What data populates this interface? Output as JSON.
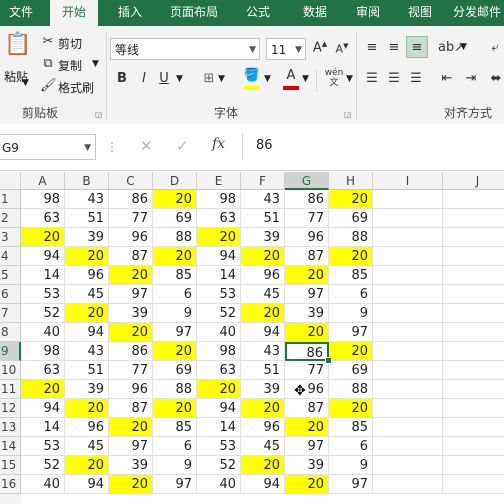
{
  "ribbon_tabs": [
    "文件",
    "开始",
    "插入",
    "页面布局",
    "公式",
    "数据",
    "审阅",
    "视图",
    "分发邮件"
  ],
  "active_tab_index": 1,
  "clipboard": {
    "paste": "粘贴",
    "cut": "剪切",
    "copy": "复制",
    "format_painter": "格式刷",
    "group_label": "剪贴板"
  },
  "font": {
    "name": "等线",
    "size": "11",
    "group_label": "字体",
    "bold": "B",
    "italic": "I",
    "underline": "U",
    "wen": "wén\n文"
  },
  "alignment": {
    "group_label": "对齐方式"
  },
  "formula_bar": {
    "name_box": "G9",
    "fx": "fx",
    "value": "86"
  },
  "columns": [
    "A",
    "B",
    "C",
    "D",
    "E",
    "F",
    "G",
    "H",
    "I",
    "J"
  ],
  "selected_column": "G",
  "selected_row": 9,
  "active_cell": "G9",
  "highlight_color": "#ffff00",
  "rows": [
    {
      "n": 1,
      "v": [
        98,
        43,
        86,
        20,
        98,
        43,
        86,
        20
      ],
      "hl": [
        3,
        7
      ]
    },
    {
      "n": 2,
      "v": [
        63,
        51,
        77,
        69,
        63,
        51,
        77,
        69
      ],
      "hl": []
    },
    {
      "n": 3,
      "v": [
        20,
        39,
        96,
        88,
        20,
        39,
        96,
        88
      ],
      "hl": [
        0,
        4
      ]
    },
    {
      "n": 4,
      "v": [
        94,
        20,
        87,
        20,
        94,
        20,
        87,
        20
      ],
      "hl": [
        1,
        3,
        5,
        7
      ]
    },
    {
      "n": 5,
      "v": [
        14,
        96,
        20,
        85,
        14,
        96,
        20,
        85
      ],
      "hl": [
        2,
        6
      ]
    },
    {
      "n": 6,
      "v": [
        53,
        45,
        97,
        6,
        53,
        45,
        97,
        6
      ],
      "hl": []
    },
    {
      "n": 7,
      "v": [
        52,
        20,
        39,
        9,
        52,
        20,
        39,
        9
      ],
      "hl": [
        1,
        5
      ]
    },
    {
      "n": 8,
      "v": [
        40,
        94,
        20,
        97,
        40,
        94,
        20,
        97
      ],
      "hl": [
        2,
        6
      ]
    },
    {
      "n": 9,
      "v": [
        98,
        43,
        86,
        20,
        98,
        43,
        86,
        20
      ],
      "hl": [
        3,
        7
      ]
    },
    {
      "n": 10,
      "v": [
        63,
        51,
        77,
        69,
        63,
        51,
        77,
        69
      ],
      "hl": []
    },
    {
      "n": 11,
      "v": [
        20,
        39,
        96,
        88,
        20,
        39,
        96,
        88
      ],
      "hl": [
        0,
        4
      ]
    },
    {
      "n": 12,
      "v": [
        94,
        20,
        87,
        20,
        94,
        20,
        87,
        20
      ],
      "hl": [
        1,
        3,
        5,
        7
      ]
    },
    {
      "n": 13,
      "v": [
        14,
        96,
        20,
        85,
        14,
        96,
        20,
        85
      ],
      "hl": [
        2,
        6
      ]
    },
    {
      "n": 14,
      "v": [
        53,
        45,
        97,
        6,
        53,
        45,
        97,
        6
      ],
      "hl": []
    },
    {
      "n": 15,
      "v": [
        52,
        20,
        39,
        9,
        52,
        20,
        39,
        9
      ],
      "hl": [
        1,
        5
      ]
    },
    {
      "n": 16,
      "v": [
        40,
        94,
        20,
        97,
        40,
        94,
        20,
        97
      ],
      "hl": [
        2,
        6
      ]
    }
  ]
}
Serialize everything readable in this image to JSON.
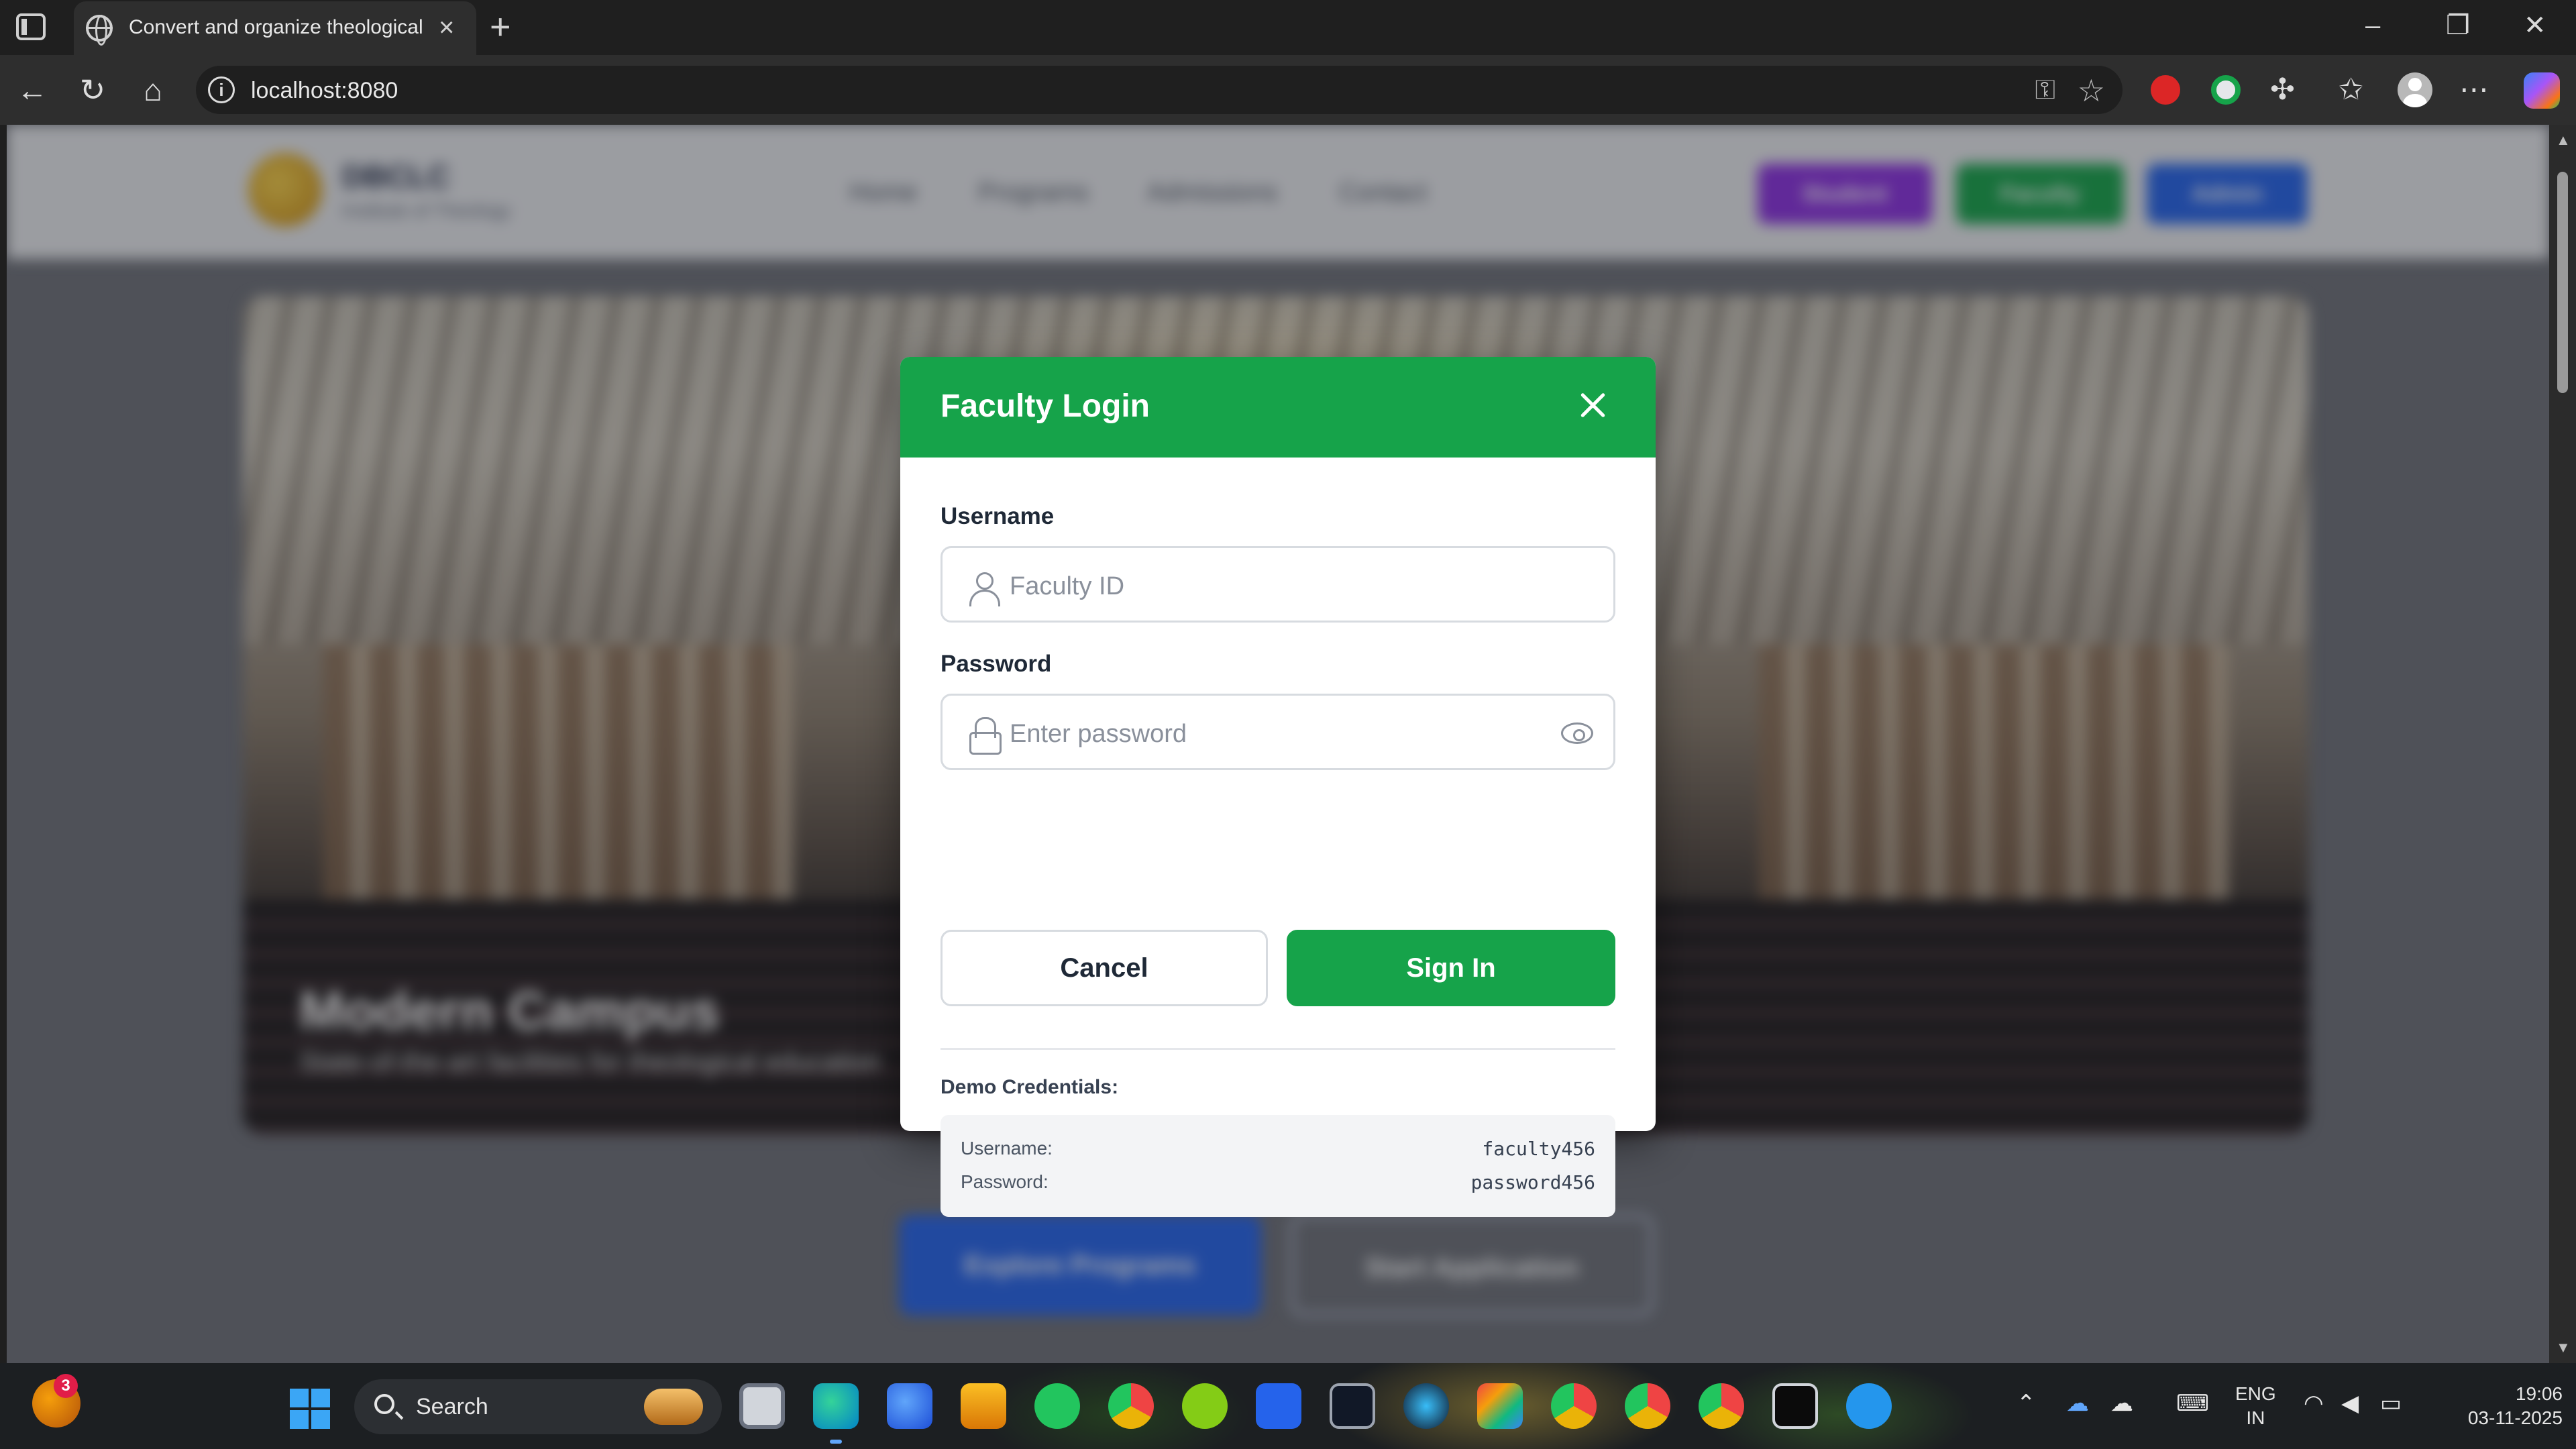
{
  "browser": {
    "tab_title": "Convert and organize theological",
    "tab_close": "×",
    "new_tab": "+",
    "url": "localhost:8080",
    "win_minimize": "–",
    "win_maximize": "❐",
    "win_close": "✕"
  },
  "site": {
    "brand_name": "DBCLC",
    "brand_sub": "Institute of Theology",
    "nav": [
      "Home",
      "Programs",
      "Admissions",
      "Contact"
    ],
    "header_buttons": [
      {
        "label": "Student",
        "color": "#8b2fe0"
      },
      {
        "label": "Faculty",
        "color": "#16a34a"
      },
      {
        "label": "Admin",
        "color": "#2563eb"
      }
    ],
    "hero_title": "Modern Campus",
    "hero_subtitle": "State-of-the-art facilities for theological education",
    "cta_primary": "Explore Programs",
    "cta_secondary": "Start Application",
    "cta_primary_color": "#2563eb"
  },
  "modal": {
    "title": "Faculty Login",
    "header_color": "#16a34a",
    "username_label": "Username",
    "username_placeholder": "Faculty ID",
    "password_label": "Password",
    "password_placeholder": "Enter password",
    "cancel_label": "Cancel",
    "signin_label": "Sign In",
    "demo_title": "Demo Credentials:",
    "demo_username_key": "Username:",
    "demo_username_value": "faculty456",
    "demo_password_key": "Password:",
    "demo_password_value": "password456"
  },
  "taskbar": {
    "weather_badge": "3",
    "search_label": "Search",
    "lang_top": "ENG",
    "lang_bottom": "IN",
    "time": "19:06",
    "date": "03-11-2025"
  }
}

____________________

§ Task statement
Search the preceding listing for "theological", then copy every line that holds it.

§ Exercise response
    "tab_title": "Convert and organize theological",
    "hero_subtitle": "State-of-the-art facilities for theological education",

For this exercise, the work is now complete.